Albert Einstein stated in 1917 that it should be possible, by using light of a certain frequency, to stimulate an atom and force it to release its excess of energy in the form of concentrated light. This process was called “stimulated emission” and it was the beginning of the story behind the laser.
In 1954, following Einstein’s principle, Charles Townes and Arthur Schawlow developed the maser (microwave amplification by stimulated emission of radiation). This device was very close to the laser as we know it today, but instead of visible light it operated using radio signals.
Townes and Schawlow even arrived to calculate that a laser (light amplification by stimulated emission of radiation) would be theoretically feasible, but it was Theodore Maimam who created the first laser beam in 1960 using a dilute of ruby.
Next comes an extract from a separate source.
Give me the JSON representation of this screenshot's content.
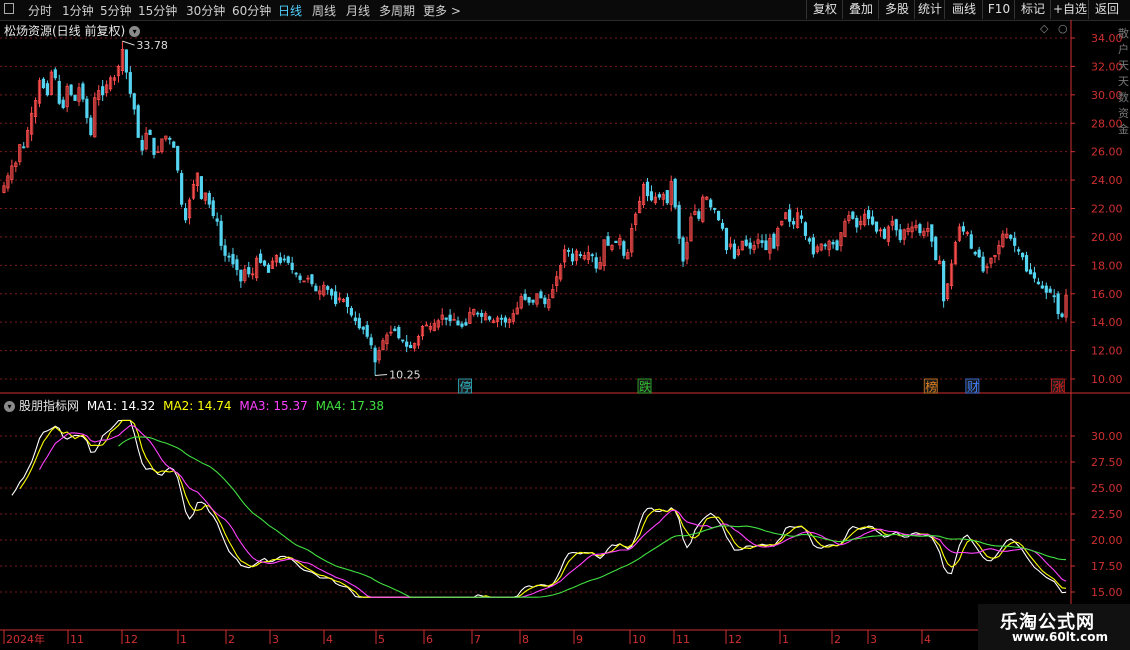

The interesting thing about the laser is that it was invented as a result of pure research, the people involved were driven by scientific curiosity rather then financial rewards. The first widely recognized application of the laser appeared only in 1974 with the introduction of bar code scanners.
Since that time the laser has found applications in many fields including medicine, consumer electronics, defense and science. Every year more than $4 billion worth of laser products are shipped worldwide.